[Start of section]
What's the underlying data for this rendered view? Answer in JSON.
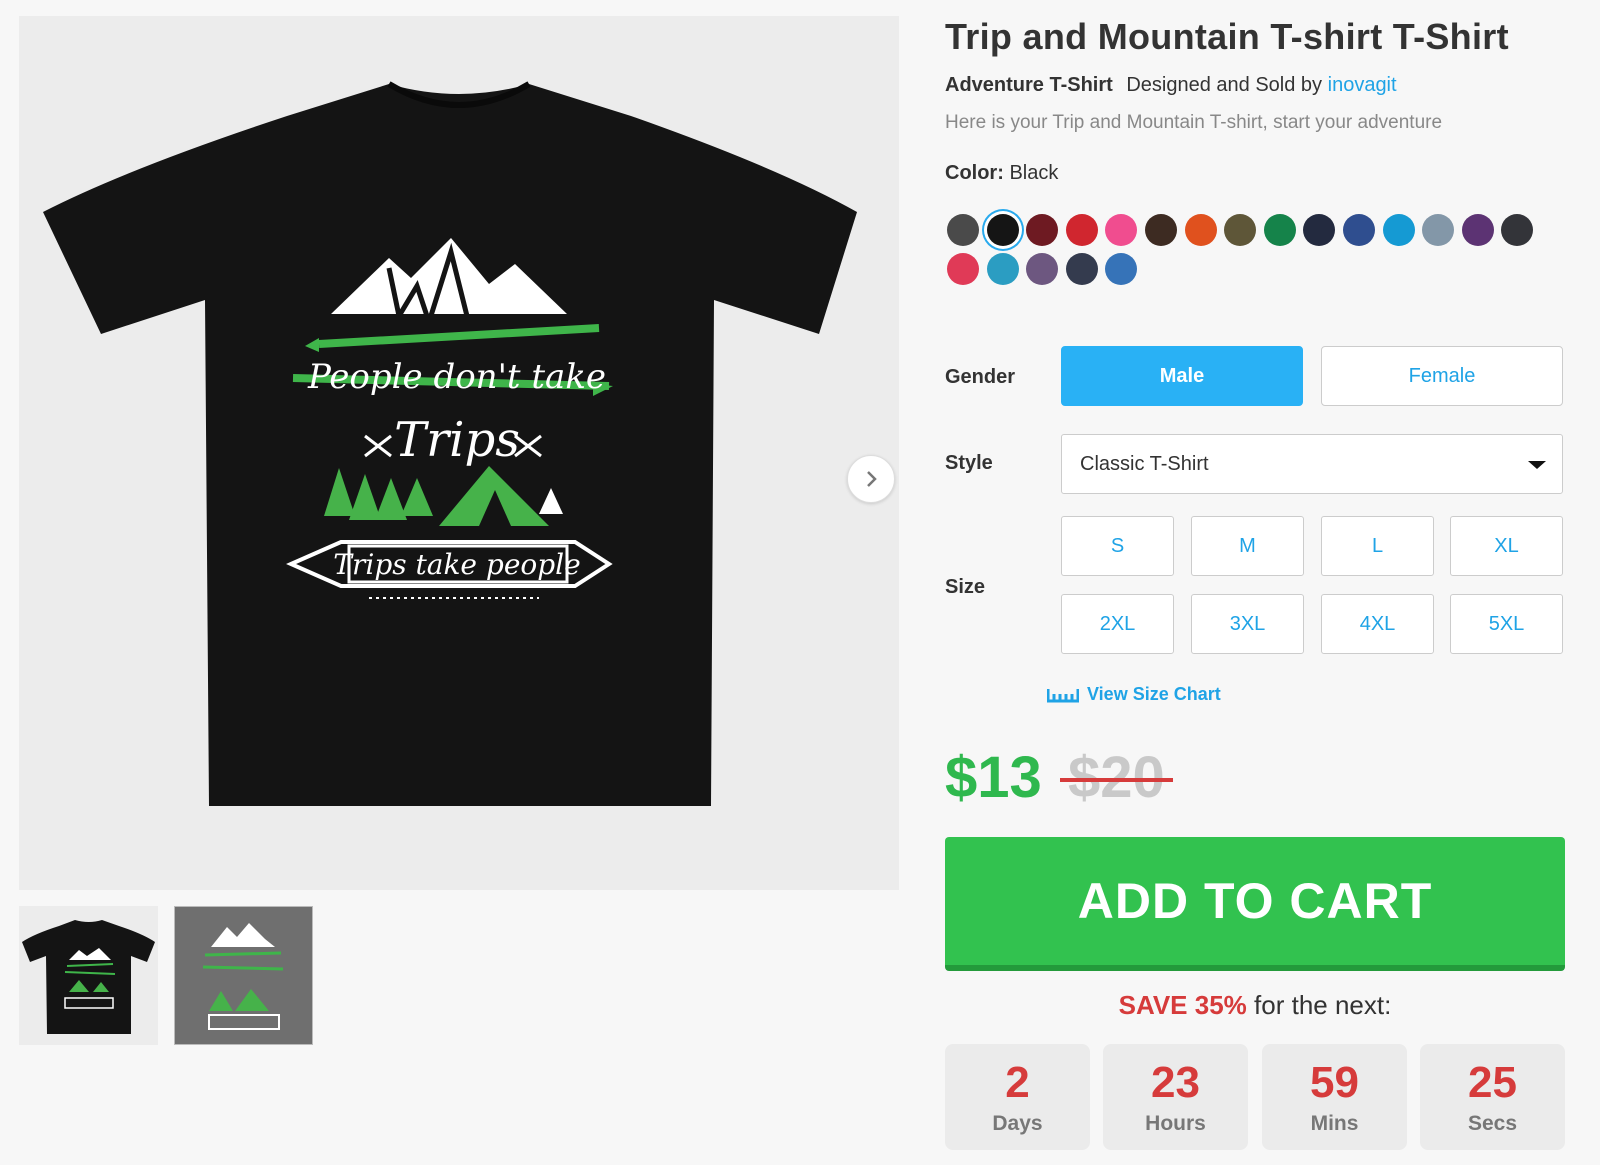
{
  "product": {
    "title": "Trip and Mountain T-shirt T-Shirt",
    "category": "Adventure T-Shirt",
    "designed_by_text": "Designed and Sold by",
    "designer": "inovagit",
    "description": "Here is your Trip and Mountain T-shirt, start your adventure"
  },
  "design_text": {
    "line1": "People don't take",
    "line2": "Trips",
    "line3": "Trips take people"
  },
  "color": {
    "label": "Color:",
    "selected": "Black",
    "swatches": [
      "#4a4a4a",
      "#151515",
      "#6e1a22",
      "#d0262f",
      "#f04d8f",
      "#3d2b22",
      "#e0511e",
      "#5e5638",
      "#15834a",
      "#232a3f",
      "#2f4e8f",
      "#159ad3",
      "#8397a8",
      "#5c3373",
      "#333439",
      "#e03a57",
      "#2b9dc2",
      "#6d5780",
      "#343b4e",
      "#3673b8"
    ]
  },
  "gender": {
    "label": "Gender",
    "male": "Male",
    "female": "Female"
  },
  "style": {
    "label": "Style",
    "value": "Classic T-Shirt"
  },
  "size": {
    "label": "Size",
    "options": [
      "S",
      "M",
      "L",
      "XL",
      "2XL",
      "3XL",
      "4XL",
      "5XL"
    ],
    "chart_link": "View Size Chart"
  },
  "price": {
    "current": "$13",
    "original": "$20"
  },
  "cart": {
    "button": "ADD TO CART"
  },
  "promo": {
    "save": "SAVE 35%",
    "rest": "for the next:"
  },
  "countdown": [
    {
      "value": "2",
      "unit": "Days"
    },
    {
      "value": "23",
      "unit": "Hours"
    },
    {
      "value": "59",
      "unit": "Mins"
    },
    {
      "value": "25",
      "unit": "Secs"
    }
  ],
  "icons": {
    "next": "chevron-right-icon",
    "ruler": "ruler-icon"
  },
  "accent_colors": {
    "blue": "#29b1f5",
    "green": "#32c24f",
    "red": "#d63b3b"
  }
}
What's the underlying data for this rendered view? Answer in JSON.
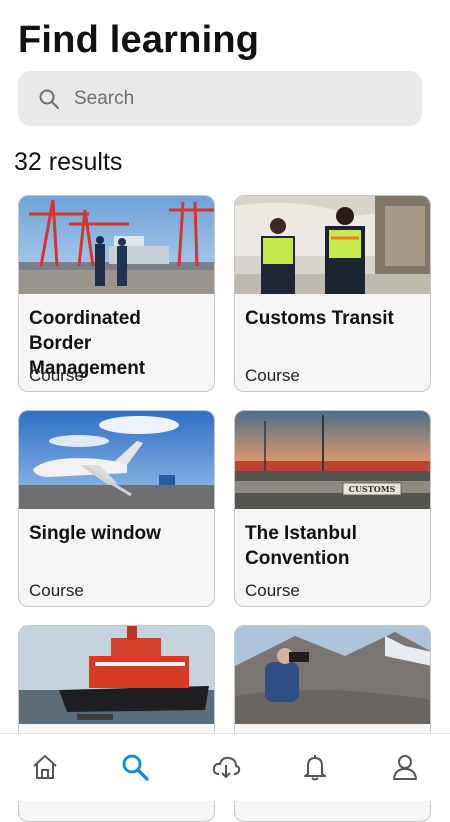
{
  "page": {
    "title": "Find learning"
  },
  "search": {
    "placeholder": "Search",
    "value": ""
  },
  "results": {
    "count_text": "32 results"
  },
  "cards": [
    {
      "title": "Coordinated Border Management",
      "type": "Course"
    },
    {
      "title": "Customs Transit",
      "type": "Course"
    },
    {
      "title": "Single window",
      "type": "Course"
    },
    {
      "title": "The Istanbul Convention",
      "type": "Course"
    },
    {
      "title": "",
      "type": ""
    },
    {
      "title": "",
      "type": ""
    }
  ],
  "image_labels": {
    "customs_sign": "CUSTOMS"
  },
  "nav": {
    "items": [
      {
        "icon": "home-icon",
        "active": false
      },
      {
        "icon": "search-icon",
        "active": true
      },
      {
        "icon": "download-cloud-icon",
        "active": false
      },
      {
        "icon": "bell-icon",
        "active": false
      },
      {
        "icon": "profile-icon",
        "active": false
      }
    ],
    "active_color": "#1a8fcf",
    "inactive_color": "#555555"
  },
  "colors": {
    "search_bg": "#e9e9ea",
    "card_bg": "#f6f6f6",
    "card_border": "#c8c8c8"
  }
}
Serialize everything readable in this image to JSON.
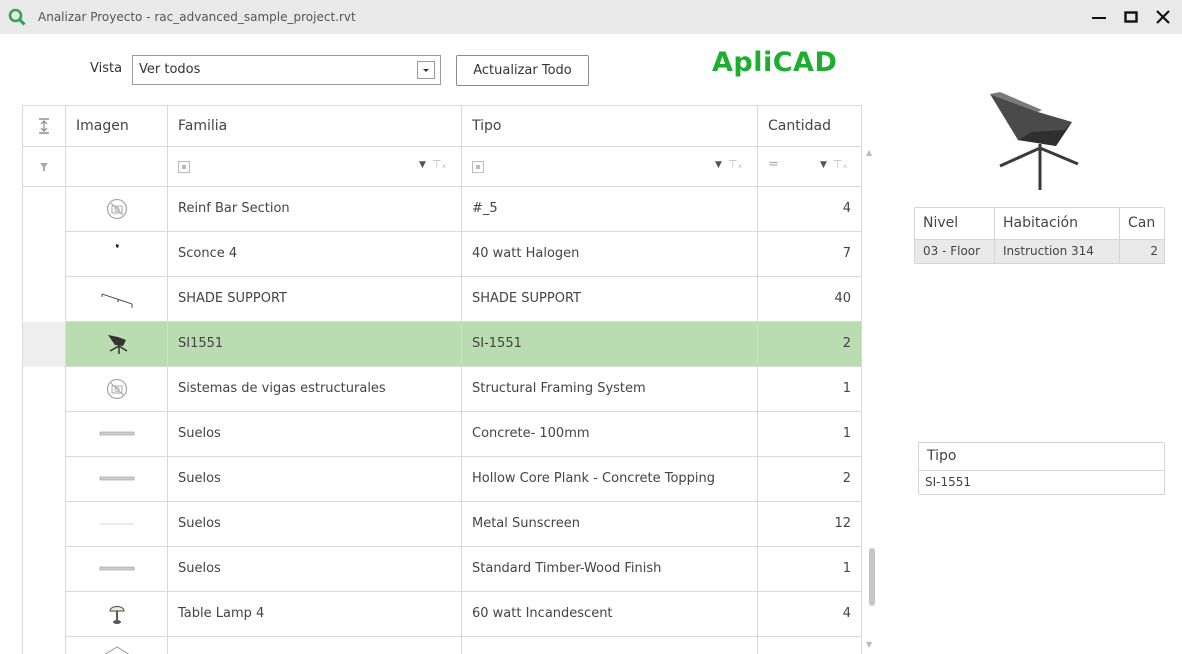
{
  "window": {
    "title": "Analizar Proyecto - rac_advanced_sample_project.rvt"
  },
  "toolbar": {
    "vista_label": "Vista",
    "vista_value": "Ver todos",
    "update_label": "Actualizar Todo",
    "brand": "ApliCAD"
  },
  "grid": {
    "headers": {
      "image": "Imagen",
      "family": "Familia",
      "type": "Tipo",
      "quantity": "Cantidad"
    },
    "filter_quantity_operator": "=",
    "rows": [
      {
        "icon": "no-image-icon",
        "family": "Reinf Bar Section",
        "type": "#_5",
        "quantity": "4"
      },
      {
        "icon": "sconce-icon",
        "family": "Sconce 4",
        "type": "40 watt Halogen",
        "quantity": "7"
      },
      {
        "icon": "shade-support-icon",
        "family": "SHADE SUPPORT",
        "type": "SHADE SUPPORT",
        "quantity": "40"
      },
      {
        "icon": "chair-icon",
        "family": "SI1551",
        "type": "SI-1551",
        "quantity": "2"
      },
      {
        "icon": "no-image-icon",
        "family": "Sistemas de vigas estructurales",
        "type": "Structural Framing System",
        "quantity": "1"
      },
      {
        "icon": "floor-slab-icon",
        "family": "Suelos",
        "type": "Concrete- 100mm",
        "quantity": "1"
      },
      {
        "icon": "floor-slab-icon",
        "family": "Suelos",
        "type": "Hollow Core Plank - Concrete Topping",
        "quantity": "2"
      },
      {
        "icon": "floor-line-icon",
        "family": "Suelos",
        "type": "Metal Sunscreen",
        "quantity": "12"
      },
      {
        "icon": "floor-slab-icon",
        "family": "Suelos",
        "type": "Standard Timber-Wood Finish",
        "quantity": "1"
      },
      {
        "icon": "table-lamp-icon",
        "family": "Table Lamp 4",
        "type": "60 watt Incandescent",
        "quantity": "4"
      }
    ]
  },
  "location_table": {
    "headers": {
      "level": "Nivel",
      "room": "Habitación",
      "count": "Can"
    },
    "rows": [
      {
        "level": "03 - Floor",
        "room": "Instruction 314",
        "count": "2"
      }
    ]
  },
  "type_table": {
    "header": "Tipo",
    "value": "SI-1551"
  },
  "colors": {
    "accent": "#1cae2f",
    "selected_row": "#b9dcb0"
  }
}
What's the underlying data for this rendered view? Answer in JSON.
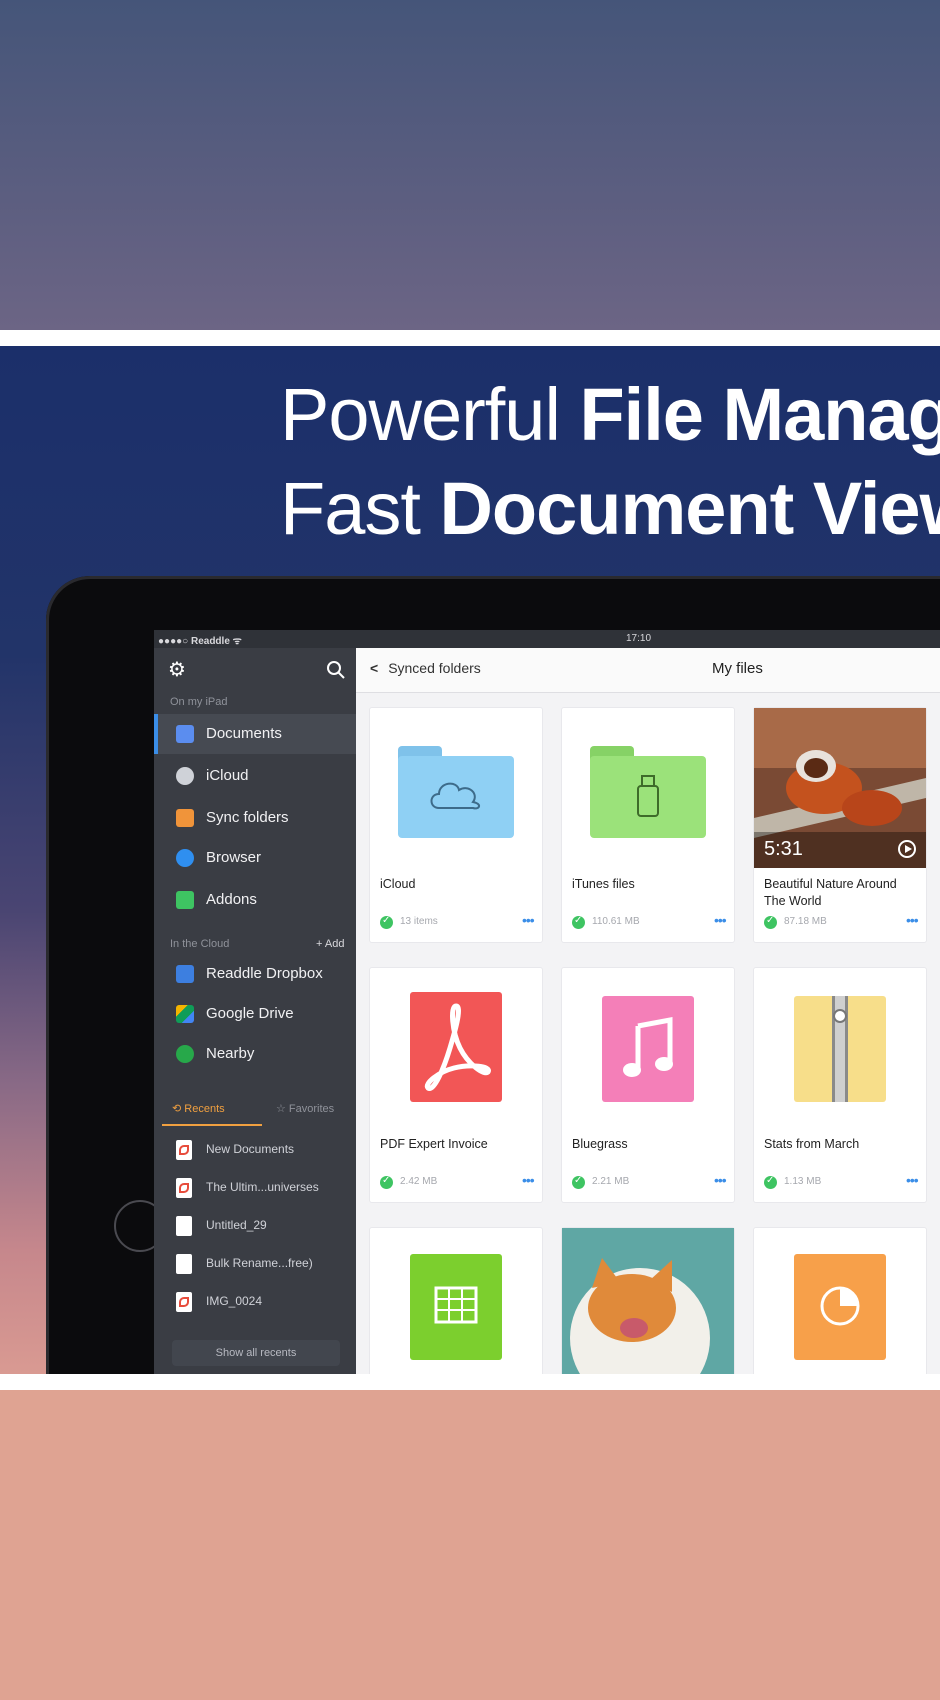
{
  "headline": {
    "line1_light": "Powerful ",
    "line1_bold": "File Manag",
    "line2_light": "Fast ",
    "line2_bold": "Document View"
  },
  "statusbar": {
    "carrier": "●●●●○ Readdle ᯤ",
    "time": "17:10"
  },
  "sidebar": {
    "section_ipad": "On my iPad",
    "items": [
      {
        "label": "Documents",
        "icon": "document-icon",
        "color": "#5b8def"
      },
      {
        "label": "iCloud",
        "icon": "cloud-icon",
        "color": "#cfd2d8"
      },
      {
        "label": "Sync folders",
        "icon": "sync-folder-icon",
        "color": "#f0943a"
      },
      {
        "label": "Browser",
        "icon": "compass-icon",
        "color": "#2f8ff0"
      },
      {
        "label": "Addons",
        "icon": "cart-icon",
        "color": "#3ec462"
      }
    ],
    "section_cloud": "In the Cloud",
    "add_label": "+ Add",
    "cloud_items": [
      {
        "label": "Readdle Dropbox",
        "icon": "dropbox-icon",
        "color": "#3d7fe0"
      },
      {
        "label": "Google Drive",
        "icon": "google-drive-icon",
        "color": "#f4b400"
      },
      {
        "label": "Nearby",
        "icon": "nearby-icon",
        "color": "#27a84a"
      }
    ],
    "tab_recents": "Recents",
    "tab_favorites": "Favorites",
    "recents": [
      {
        "label": "New Documents",
        "type": "pdf"
      },
      {
        "label": "The Ultim...universes",
        "type": "pdf"
      },
      {
        "label": "Untitled_29",
        "type": "doc"
      },
      {
        "label": "Bulk Rename...free)",
        "type": "doc"
      },
      {
        "label": "IMG_0024",
        "type": "pdf"
      }
    ],
    "show_all": "Show all recents"
  },
  "main": {
    "back_label": "Synced folders",
    "title": "My files",
    "cards": [
      {
        "title": "iCloud",
        "meta": "13 items",
        "kind": "folder-cloud",
        "color": "#8fd0f4"
      },
      {
        "title": "iTunes files",
        "meta": "110.61 MB",
        "kind": "folder-usb",
        "color": "#9be27a"
      },
      {
        "title": "Beautiful Nature Around The World",
        "meta": "87.18 MB",
        "kind": "video",
        "duration": "5:31"
      },
      {
        "title": "PDF Expert Invoice",
        "meta": "2.42 MB",
        "kind": "pdf",
        "color": "#f25656"
      },
      {
        "title": "Bluegrass",
        "meta": "2.21 MB",
        "kind": "music",
        "color": "#f47fb8"
      },
      {
        "title": "Stats from March",
        "meta": "1.13 MB",
        "kind": "zip",
        "color": "#f7de8a"
      },
      {
        "title": "",
        "meta": "",
        "kind": "sheet",
        "color": "#7ccf2e"
      },
      {
        "title": "",
        "meta": "",
        "kind": "photo-cat"
      },
      {
        "title": "",
        "meta": "",
        "kind": "slides",
        "color": "#f7a04a"
      }
    ]
  }
}
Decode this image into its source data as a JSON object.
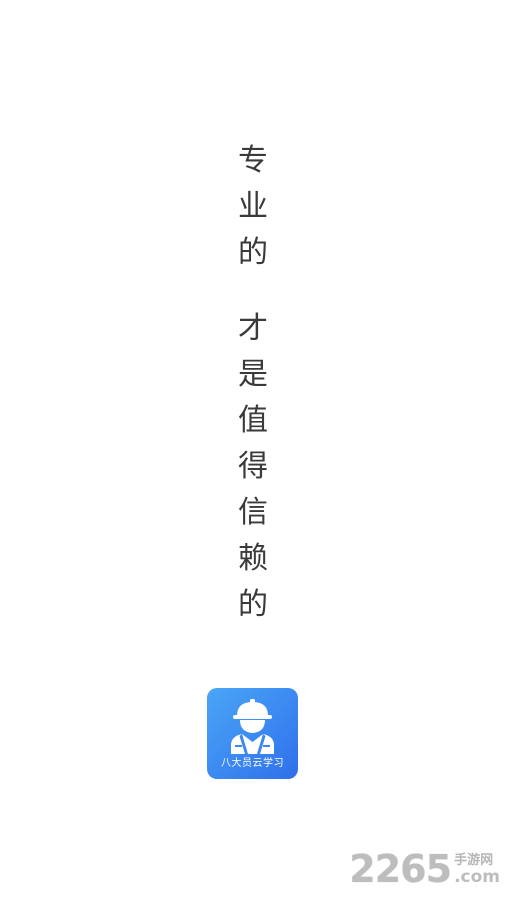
{
  "slogan": {
    "line1": [
      "专",
      "业",
      "的"
    ],
    "line2": [
      "才",
      "是",
      "值",
      "得",
      "信",
      "赖",
      "的"
    ]
  },
  "app_icon": {
    "label": "八大员云学习",
    "icon_name": "construction-worker-icon",
    "gradient_colors": [
      "#4aa6f5",
      "#2f6fe9"
    ]
  },
  "watermark": {
    "number": "2265",
    "site_cn": "手游网",
    "domain": ".com"
  }
}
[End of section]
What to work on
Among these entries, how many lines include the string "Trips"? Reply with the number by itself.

Solution to this task
2